Early in the episode we are introduced to Mma Grace Makutsi played by Anika Noni Rose, whose claim to fame is graduating from a secretarial school with 97%.  This may not seem impressive at first glance, but as the show progresses, we learn that Grace has lost job opportunities because she refuses to perform a patriarchal form of womanhood to get ahead.  This has cost her dearly, because she is the sole support of herself and her brother who is living with HIV/AIDS.  It would be easy to see this as a woman taking on the traditional role of caretaker, but what makes this so significant, is that we are actively shown that this is a choice that Grace has made, and that it has not been without personal sacrifice.  Grace is bright, and ambitious -- and this is an image not often portrayed in a Black female character, let alone an African character.
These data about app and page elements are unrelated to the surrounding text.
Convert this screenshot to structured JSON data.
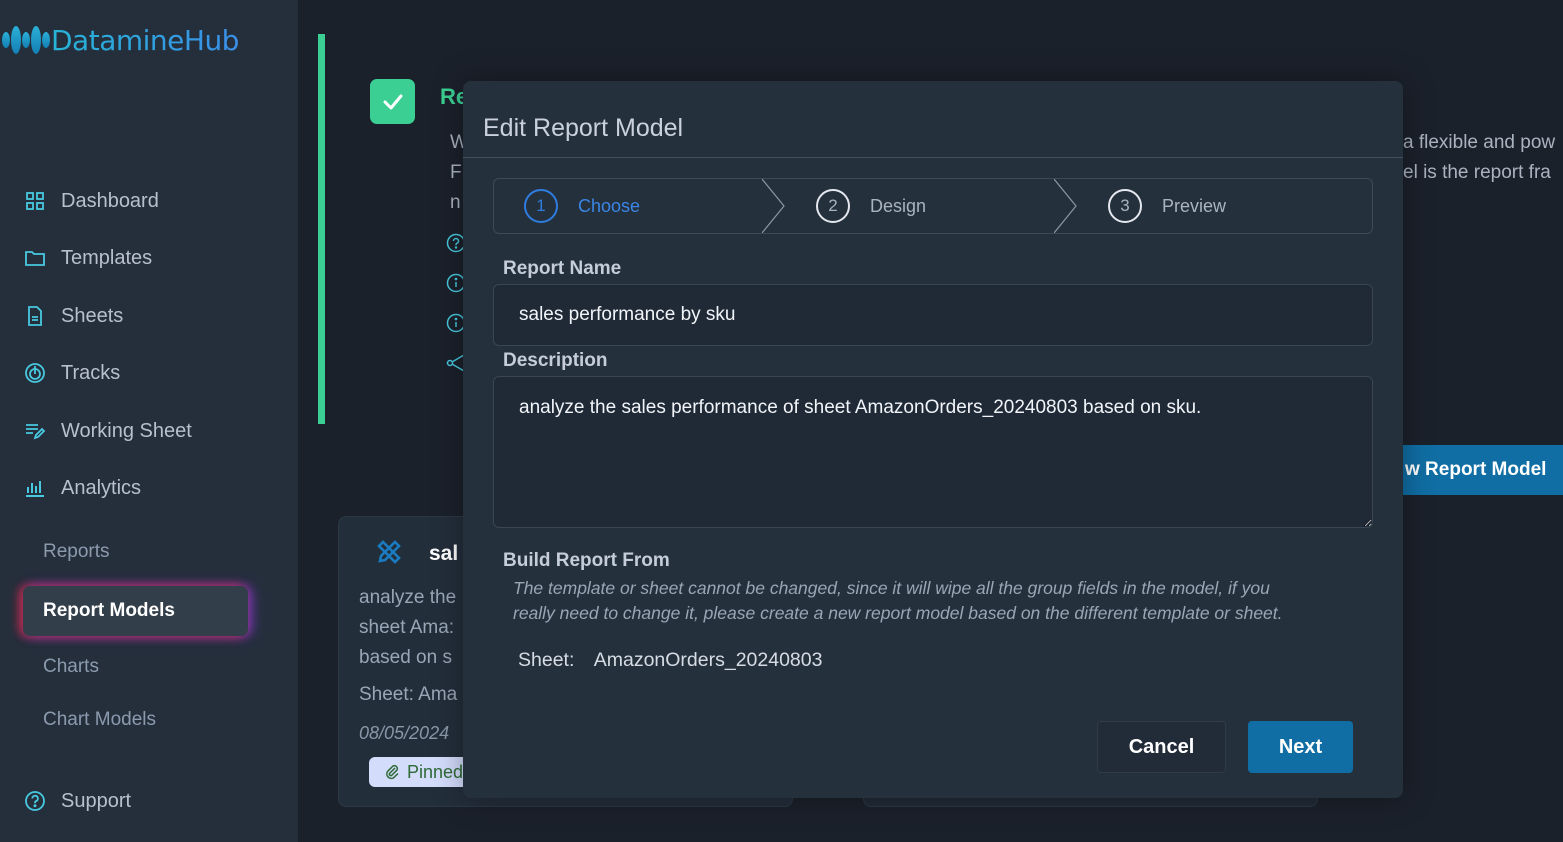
{
  "app": {
    "name": "DatamineHub",
    "colors": {
      "accent": "#106ea4",
      "success": "#3ccf93",
      "step_active": "#2f7de0",
      "icon": "#48c9e0"
    }
  },
  "sidebar": {
    "items": [
      {
        "label": "Dashboard",
        "icon": "grid-icon"
      },
      {
        "label": "Templates",
        "icon": "folder-icon"
      },
      {
        "label": "Sheets",
        "icon": "document-icon"
      },
      {
        "label": "Tracks",
        "icon": "target-icon"
      },
      {
        "label": "Working Sheet",
        "icon": "edit-list-icon"
      },
      {
        "label": "Analytics",
        "icon": "bar-chart-icon"
      }
    ],
    "analytics_sub": [
      {
        "label": "Reports",
        "active": false
      },
      {
        "label": "Report Models",
        "active": true
      },
      {
        "label": "Charts",
        "active": false
      },
      {
        "label": "Chart Models",
        "active": false
      }
    ],
    "support": {
      "label": "Support",
      "icon": "help-circle-icon"
    }
  },
  "background": {
    "banner_title_fragment": "Re",
    "banner_line_fragments": [
      "W",
      "F",
      "n"
    ],
    "right_text_1": "a flexible and pow",
    "right_text_2": "el is the report fra",
    "new_button_fragment": "w Report Model",
    "card": {
      "title_fragment": "sal",
      "desc_lines": [
        "analyze the",
        "sheet Ama:",
        "based on s"
      ],
      "sheet_fragment": "Sheet: Ama",
      "date": "08/05/2024",
      "pinned_fragment": "Pinned"
    }
  },
  "modal": {
    "title": "Edit Report Model",
    "steps": [
      {
        "num": "1",
        "label": "Choose",
        "active": true
      },
      {
        "num": "2",
        "label": "Design",
        "active": false
      },
      {
        "num": "3",
        "label": "Preview",
        "active": false
      }
    ],
    "report_name": {
      "label": "Report Name",
      "value": "sales performance by sku"
    },
    "description": {
      "label": "Description",
      "value": "analyze the sales performance of sheet AmazonOrders_20240803 based on sku."
    },
    "build_from": {
      "label": "Build Report From",
      "hint_line1": "The template or sheet cannot be changed, since it will wipe all the group fields in the model, if you",
      "hint_line2": "really need to change it, please create a new report model based on the different template or sheet.",
      "sheet_key": "Sheet:",
      "sheet_value": "AmazonOrders_20240803"
    },
    "buttons": {
      "cancel": "Cancel",
      "next": "Next"
    }
  }
}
BK, who is the owner of the Last Chance Hair Salon, is my absolute favourite character on the show.  He is an openly gay man in Botswana and speaks constantly of finding his dream man.  The scenes in which he and Grace interact are positively hilarious, and he refers to her as 97%.  In one very touching scene, he speaks about how he lost his lover, because he took him for granted and the man left him.  He says that it is a mistake that he will not make again, the next time he is lucky enough to find love.  I think considering the way that homophobia is often discussed in Africa, his character is extremely important,t because it reminds us that this is not about how people treat foreigners -- but that there are African members of the GLBT community.  I will admit that at times he is a little bit camp, but this simply adds to his charm.
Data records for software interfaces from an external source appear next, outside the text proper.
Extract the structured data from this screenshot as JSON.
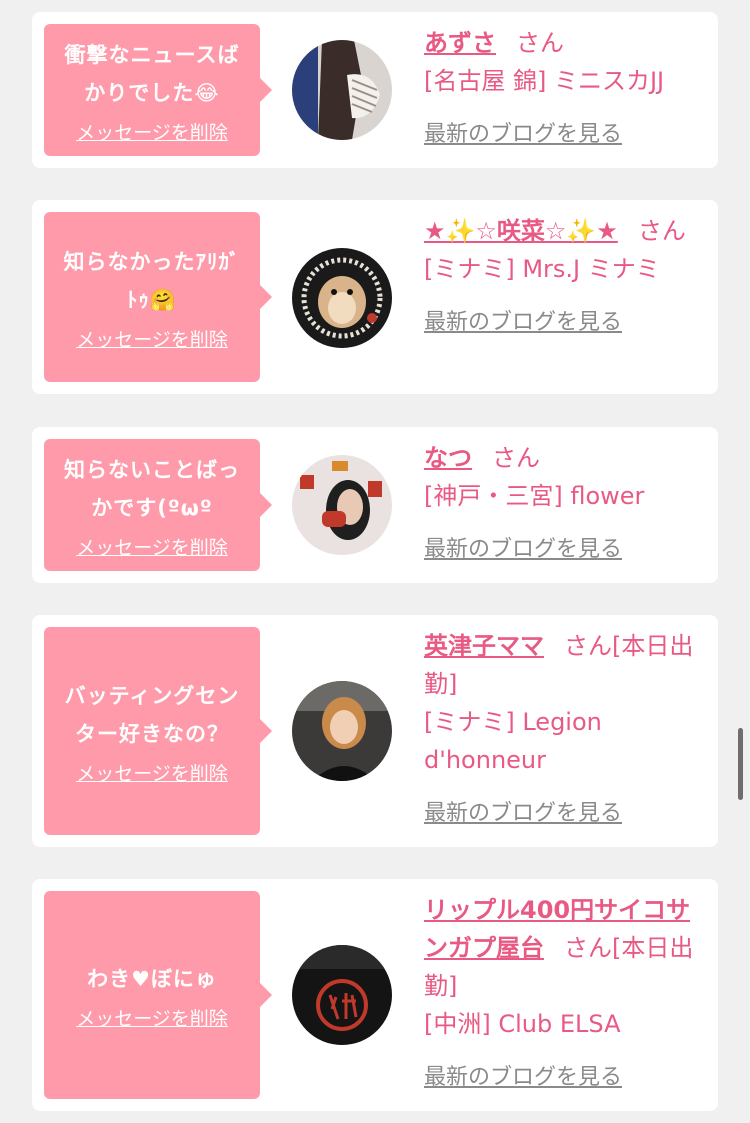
{
  "delete_label": "メッセージを削除",
  "blog_label": "最新のブログを見る",
  "san_label": "さん",
  "items": [
    {
      "bubble_lines": [
        "衝撃なニュースば",
        "かりでした😂"
      ],
      "name": "あずさ",
      "san_suffix": "",
      "area": "[名古屋 錦] ミニスカJJ",
      "avatar_icon": "woman-hiding-face-photo"
    },
    {
      "bubble_lines": [
        "知らなかったｱﾘｶﾞ",
        "ﾄｩ🤗"
      ],
      "name": "★✨☆咲菜☆✨★",
      "san_suffix": "",
      "area": "[ミナミ] Mrs.J ミナミ",
      "avatar_icon": "hamster-photo"
    },
    {
      "bubble_lines": [
        "知らないことばっ",
        "かです(ºωº"
      ],
      "name": "なつ",
      "san_suffix": "",
      "area": "[神戸・三宮] flower",
      "avatar_icon": "woman-with-mask-photo"
    },
    {
      "bubble_lines": [
        "バッティングセン",
        "ター好きなの？"
      ],
      "name": "英津子ママ",
      "san_suffix": "[本日出勤]",
      "area": "[ミナミ] Legion d'honneur",
      "avatar_icon": "smiling-woman-photo"
    },
    {
      "bubble_lines": [
        "わき♥ぼにゅ"
      ],
      "name": "リップル400円サイコサンガプ屋台",
      "san_suffix": "[本日出勤]",
      "area": "[中洲] Club ELSA",
      "avatar_icon": "secret-kanji-sign-photo"
    }
  ],
  "colors": {
    "page_bg": "#f0f0f0",
    "bubble_bg": "#ff9aaa",
    "accent_pink": "#e85a84",
    "link_gray": "#8a8a8a"
  }
}
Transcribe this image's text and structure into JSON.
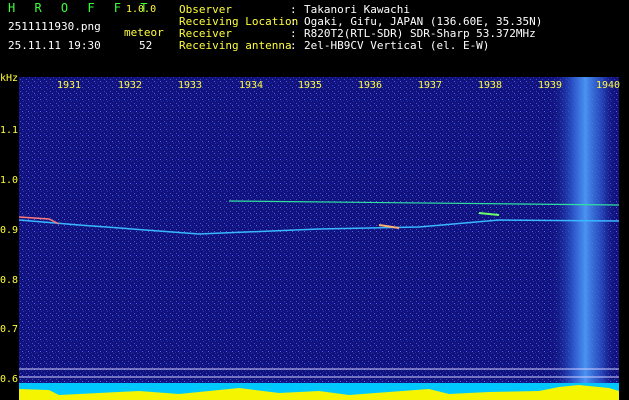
{
  "app": {
    "title": "H R O F F T",
    "version": "1.0.0"
  },
  "file": {
    "name": "2511111930.png",
    "datetime": "25.11.11 19:30"
  },
  "meteor": {
    "label": "meteor",
    "count": "52"
  },
  "info": [
    {
      "label": "Observer",
      "value": "Takanori Kawachi"
    },
    {
      "label": "Receiving Location",
      "value": "Ogaki, Gifu, JAPAN (136.60E, 35.35N)"
    },
    {
      "label": "Receiver",
      "value": "R820T2(RTL-SDR) SDR-Sharp 53.372MHz"
    },
    {
      "label": "Receiving antenna",
      "value": "2el-HB9CV Vertical (el. E-W)"
    }
  ],
  "y_axis": {
    "unit": "kHz",
    "ticks": [
      "1.1",
      "1.0",
      "0.9",
      "0.8",
      "0.7",
      "0.6"
    ]
  },
  "x_axis": {
    "ticks": [
      "1931",
      "1932",
      "1933",
      "1934",
      "1935",
      "1936",
      "1937",
      "1938",
      "1939",
      "1940"
    ]
  },
  "colors": {
    "label": "#ffffff",
    "title": "#3cff3c",
    "axis": "#ffff3c",
    "background": "#12127e",
    "baseline": "#00c8ff"
  }
}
When I thought that I could not possibly love this show anymore, they introduced the character of three disabled children; two twin boys who have Down Syndrome and a little girl in a wheel chair.  Most often when the disabled appear in the media, they are played by the TAB, but this is not the case in, “The Ladies No.1 Detective Agency”. The boys are not given lines to speak, but the little girl in the wheel chair becomes a reoccurring character, and we learn that she has the same dreams as any girls of her age.

Critics of the show have complained that it has very little nuance, and that all of the bad characters are really bad -- and the good ones really good -- and while I cannot argue the point, I feel that this is more than compensated for by the overwhelmingly positive images of marginalized bodies. I didn’t even realize until I came to the end of the series, that this was the fresh breath I so desperately needed.  I have written before about the invasion of Whiteness into the consciousness, but it really is not evident how damaging this is to the psyche until one is surrounded by the beautiful shades of Blackness.  It is comforting to see images that reflect you, that you can identify with.  White people do not have this problem, as the majority of media images that they consume, constantly reaffirms Whiteness as worthwhile.
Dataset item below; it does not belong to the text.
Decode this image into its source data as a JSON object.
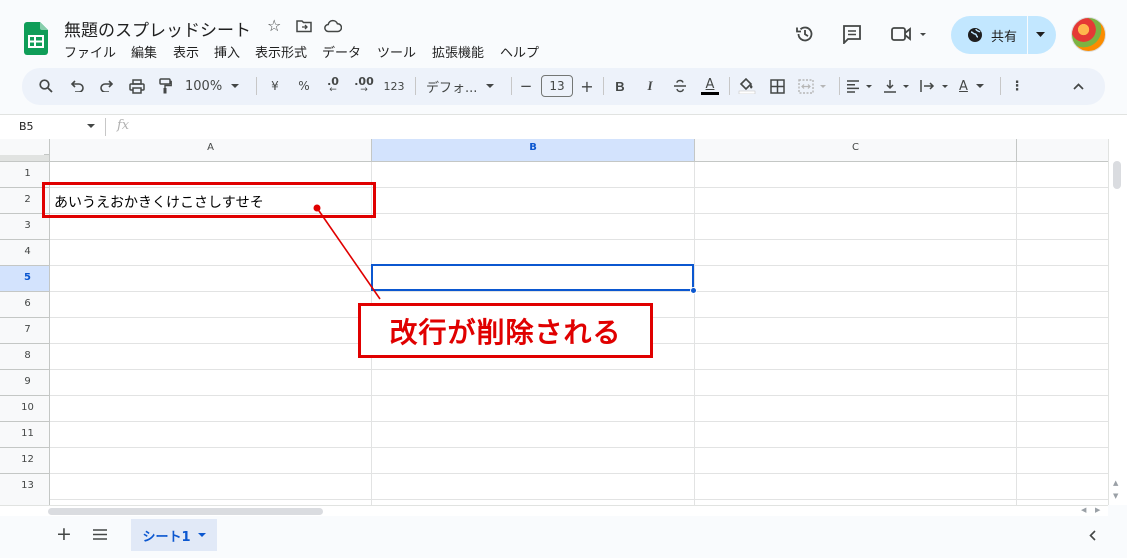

There is much to love in “The Ladies No.1 Detective Agency.”  If you have not seen it, I highly recommend it, if for no other reason than the positive images of Blackness.  I am tired of seeing us play the role of drug dealers, prostitutes, and the downtrodden as though we are not capable of more. If you have seen the show, I am very curious to know what you thought and which characters touched you the most.